--- Listed records ---

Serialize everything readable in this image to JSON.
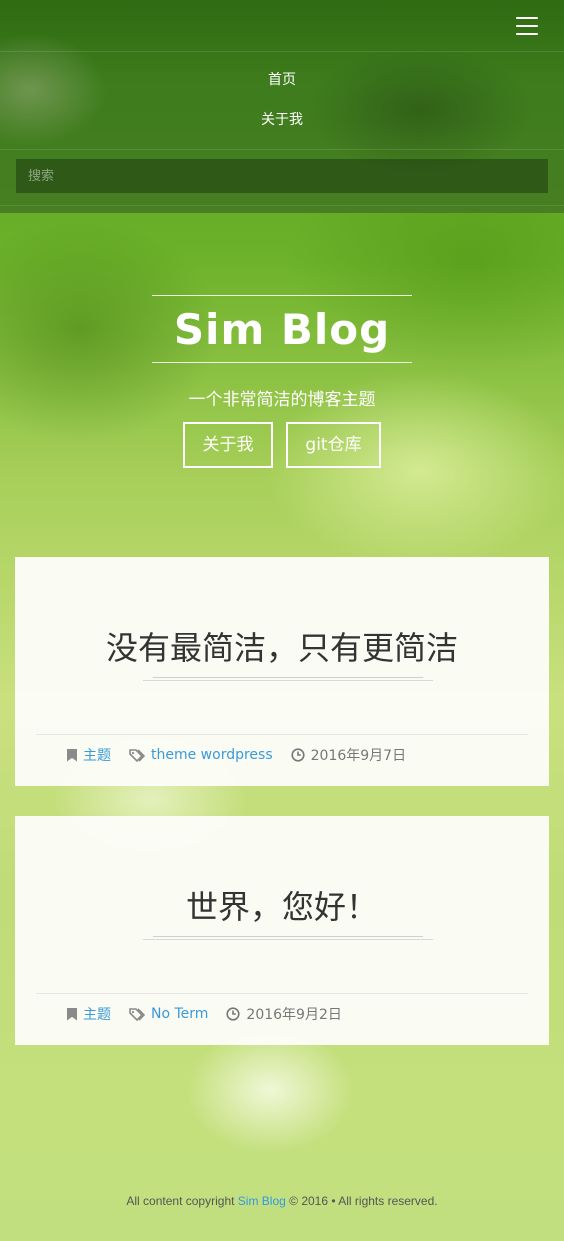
{
  "nav": {
    "menu_items": [
      "首页",
      "关于我"
    ],
    "search_placeholder": "搜索"
  },
  "hero": {
    "title": "Sim Blog",
    "tagline": "一个非常简洁的博客主题",
    "buttons": [
      "关于我",
      "git仓库"
    ]
  },
  "posts": [
    {
      "title": "没有最简洁，只有更简洁",
      "category": "主题",
      "tags": "theme wordpress",
      "date": "2016年9月7日"
    },
    {
      "title": "世界，您好！",
      "category": "主题",
      "tags": "No Term",
      "date": "2016年9月2日"
    }
  ],
  "footer": {
    "prefix": "All content copyright ",
    "site_link": "Sim Blog",
    "suffix": " © 2016 • All rights reserved."
  },
  "colors": {
    "link": "#3a9ad9",
    "nav_bg": "#3e7c1d",
    "text_dark": "#333333"
  }
}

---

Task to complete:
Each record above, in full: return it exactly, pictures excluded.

Answer for this exercise:
Serialize everything readable in this image to JSON.
{
  "nav": {
    "menu_items": [
      "首页",
      "关于我"
    ],
    "search_placeholder": "搜索"
  },
  "hero": {
    "title": "Sim Blog",
    "tagline": "一个非常简洁的博客主题",
    "buttons": [
      "关于我",
      "git仓库"
    ]
  },
  "posts": [
    {
      "title": "没有最简洁，只有更简洁",
      "category": "主题",
      "tags": "theme wordpress",
      "date": "2016年9月7日"
    },
    {
      "title": "世界，您好！",
      "category": "主题",
      "tags": "No Term",
      "date": "2016年9月2日"
    }
  ],
  "footer": {
    "prefix": "All content copyright ",
    "site_link": "Sim Blog",
    "suffix": " © 2016 • All rights reserved."
  },
  "colors": {
    "link": "#3a9ad9",
    "nav_bg": "#3e7c1d",
    "text_dark": "#333333"
  }
}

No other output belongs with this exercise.